(Dataset entries)
▬▬▬▬▬▬

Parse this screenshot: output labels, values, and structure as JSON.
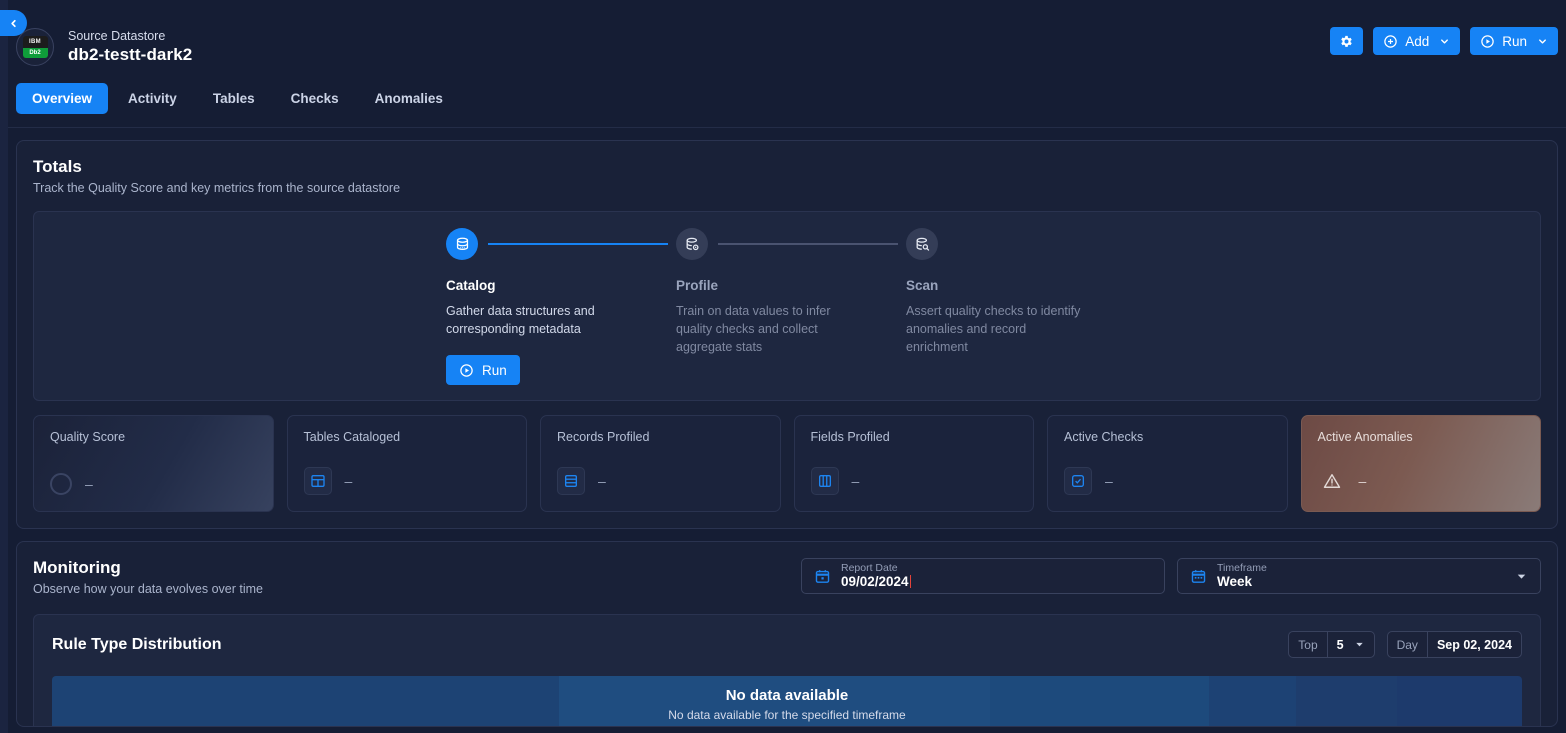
{
  "colors": {
    "accent": "#1683f5",
    "page_bg": "#151d34",
    "panel_bg": "#192138",
    "anomaly_gradient_start": "#6d4a45",
    "anomaly_gradient_end": "#8a7b78"
  },
  "nav": {
    "back_icon": "chevron-left-icon"
  },
  "header": {
    "kind": "Source Datastore",
    "name": "db2-testt-dark2",
    "logo": {
      "top": "IBM",
      "bottom": "Db2"
    },
    "actions": {
      "settings_icon": "gear-icon",
      "add_label": "Add",
      "add_icon": "plus-circle-icon",
      "run_label": "Run",
      "run_icon": "play-circle-icon",
      "caret_icon": "chevron-down-icon"
    },
    "tabs": [
      {
        "label": "Overview",
        "active": true
      },
      {
        "label": "Activity",
        "active": false
      },
      {
        "label": "Tables",
        "active": false
      },
      {
        "label": "Checks",
        "active": false
      },
      {
        "label": "Anomalies",
        "active": false
      }
    ]
  },
  "totals": {
    "title": "Totals",
    "subtitle": "Track the Quality Score and key metrics from the source datastore",
    "steps": [
      {
        "name": "Catalog",
        "desc": "Gather data structures and corresponding metadata",
        "state": "active",
        "icon": "database-icon"
      },
      {
        "name": "Profile",
        "desc": "Train on data values to infer quality checks and collect aggregate stats",
        "state": "idle",
        "icon": "database-gear-icon"
      },
      {
        "name": "Scan",
        "desc": "Assert quality checks to identify anomalies and record enrichment",
        "state": "idle",
        "icon": "database-search-icon"
      }
    ],
    "run_button": {
      "label": "Run",
      "icon": "play-circle-icon"
    },
    "metrics": [
      {
        "label": "Quality Score",
        "value": "–",
        "icon": "score-ring-icon",
        "style": "quality"
      },
      {
        "label": "Tables Cataloged",
        "value": "–",
        "icon": "table-icon",
        "style": "default"
      },
      {
        "label": "Records Profiled",
        "value": "–",
        "icon": "rows-icon",
        "style": "default"
      },
      {
        "label": "Fields Profiled",
        "value": "–",
        "icon": "columns-icon",
        "style": "default"
      },
      {
        "label": "Active Checks",
        "value": "–",
        "icon": "check-square-icon",
        "style": "default"
      },
      {
        "label": "Active Anomalies",
        "value": "–",
        "icon": "warning-triangle-icon",
        "style": "anomalies"
      }
    ]
  },
  "monitoring": {
    "title": "Monitoring",
    "subtitle": "Observe how your data evolves over time",
    "report_date": {
      "label": "Report Date",
      "value": "09/02/2024",
      "icon": "calendar-icon"
    },
    "timeframe": {
      "label": "Timeframe",
      "value": "Week",
      "icon": "calendar-range-icon",
      "caret": "chevron-down-icon"
    }
  },
  "chart_data": {
    "type": "bar",
    "title": "Rule Type Distribution",
    "categories": [],
    "values": [],
    "series": [],
    "empty_state": {
      "title": "No data available",
      "subtitle": "No data available for the specified timeframe"
    },
    "controls": {
      "top": {
        "key": "Top",
        "value": "5",
        "caret": "chevron-down-icon"
      },
      "day": {
        "key": "Day",
        "value": "Sep 02, 2024"
      }
    },
    "placeholder_segments": [
      {
        "width_pct": 34.5,
        "color": "#1d4374"
      },
      {
        "width_pct": 29.3,
        "color": "#1f4d80"
      },
      {
        "width_pct": 14.9,
        "color": "#1d4a7c"
      },
      {
        "width_pct": 5.9,
        "color": "#1d4274"
      },
      {
        "width_pct": 6.9,
        "color": "#1e3d6d"
      },
      {
        "width_pct": 8.5,
        "color": "#1d3a6c"
      }
    ]
  }
}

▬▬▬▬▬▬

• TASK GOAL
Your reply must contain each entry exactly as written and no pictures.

• ANSWER TO THIS TASK
Parse this screenshot: output labels, values, and structure as JSON.
{
  "colors": {
    "accent": "#1683f5",
    "page_bg": "#151d34",
    "panel_bg": "#192138",
    "anomaly_gradient_start": "#6d4a45",
    "anomaly_gradient_end": "#8a7b78"
  },
  "nav": {
    "back_icon": "chevron-left-icon"
  },
  "header": {
    "kind": "Source Datastore",
    "name": "db2-testt-dark2",
    "logo": {
      "top": "IBM",
      "bottom": "Db2"
    },
    "actions": {
      "settings_icon": "gear-icon",
      "add_label": "Add",
      "add_icon": "plus-circle-icon",
      "run_label": "Run",
      "run_icon": "play-circle-icon",
      "caret_icon": "chevron-down-icon"
    },
    "tabs": [
      {
        "label": "Overview",
        "active": true
      },
      {
        "label": "Activity",
        "active": false
      },
      {
        "label": "Tables",
        "active": false
      },
      {
        "label": "Checks",
        "active": false
      },
      {
        "label": "Anomalies",
        "active": false
      }
    ]
  },
  "totals": {
    "title": "Totals",
    "subtitle": "Track the Quality Score and key metrics from the source datastore",
    "steps": [
      {
        "name": "Catalog",
        "desc": "Gather data structures and corresponding metadata",
        "state": "active",
        "icon": "database-icon"
      },
      {
        "name": "Profile",
        "desc": "Train on data values to infer quality checks and collect aggregate stats",
        "state": "idle",
        "icon": "database-gear-icon"
      },
      {
        "name": "Scan",
        "desc": "Assert quality checks to identify anomalies and record enrichment",
        "state": "idle",
        "icon": "database-search-icon"
      }
    ],
    "run_button": {
      "label": "Run",
      "icon": "play-circle-icon"
    },
    "metrics": [
      {
        "label": "Quality Score",
        "value": "–",
        "icon": "score-ring-icon",
        "style": "quality"
      },
      {
        "label": "Tables Cataloged",
        "value": "–",
        "icon": "table-icon",
        "style": "default"
      },
      {
        "label": "Records Profiled",
        "value": "–",
        "icon": "rows-icon",
        "style": "default"
      },
      {
        "label": "Fields Profiled",
        "value": "–",
        "icon": "columns-icon",
        "style": "default"
      },
      {
        "label": "Active Checks",
        "value": "–",
        "icon": "check-square-icon",
        "style": "default"
      },
      {
        "label": "Active Anomalies",
        "value": "–",
        "icon": "warning-triangle-icon",
        "style": "anomalies"
      }
    ]
  },
  "monitoring": {
    "title": "Monitoring",
    "subtitle": "Observe how your data evolves over time",
    "report_date": {
      "label": "Report Date",
      "value": "09/02/2024",
      "icon": "calendar-icon"
    },
    "timeframe": {
      "label": "Timeframe",
      "value": "Week",
      "icon": "calendar-range-icon",
      "caret": "chevron-down-icon"
    }
  },
  "chart_data": {
    "type": "bar",
    "title": "Rule Type Distribution",
    "categories": [],
    "values": [],
    "series": [],
    "empty_state": {
      "title": "No data available",
      "subtitle": "No data available for the specified timeframe"
    },
    "controls": {
      "top": {
        "key": "Top",
        "value": "5",
        "caret": "chevron-down-icon"
      },
      "day": {
        "key": "Day",
        "value": "Sep 02, 2024"
      }
    },
    "placeholder_segments": [
      {
        "width_pct": 34.5,
        "color": "#1d4374"
      },
      {
        "width_pct": 29.3,
        "color": "#1f4d80"
      },
      {
        "width_pct": 14.9,
        "color": "#1d4a7c"
      },
      {
        "width_pct": 5.9,
        "color": "#1d4274"
      },
      {
        "width_pct": 6.9,
        "color": "#1e3d6d"
      },
      {
        "width_pct": 8.5,
        "color": "#1d3a6c"
      }
    ]
  }
}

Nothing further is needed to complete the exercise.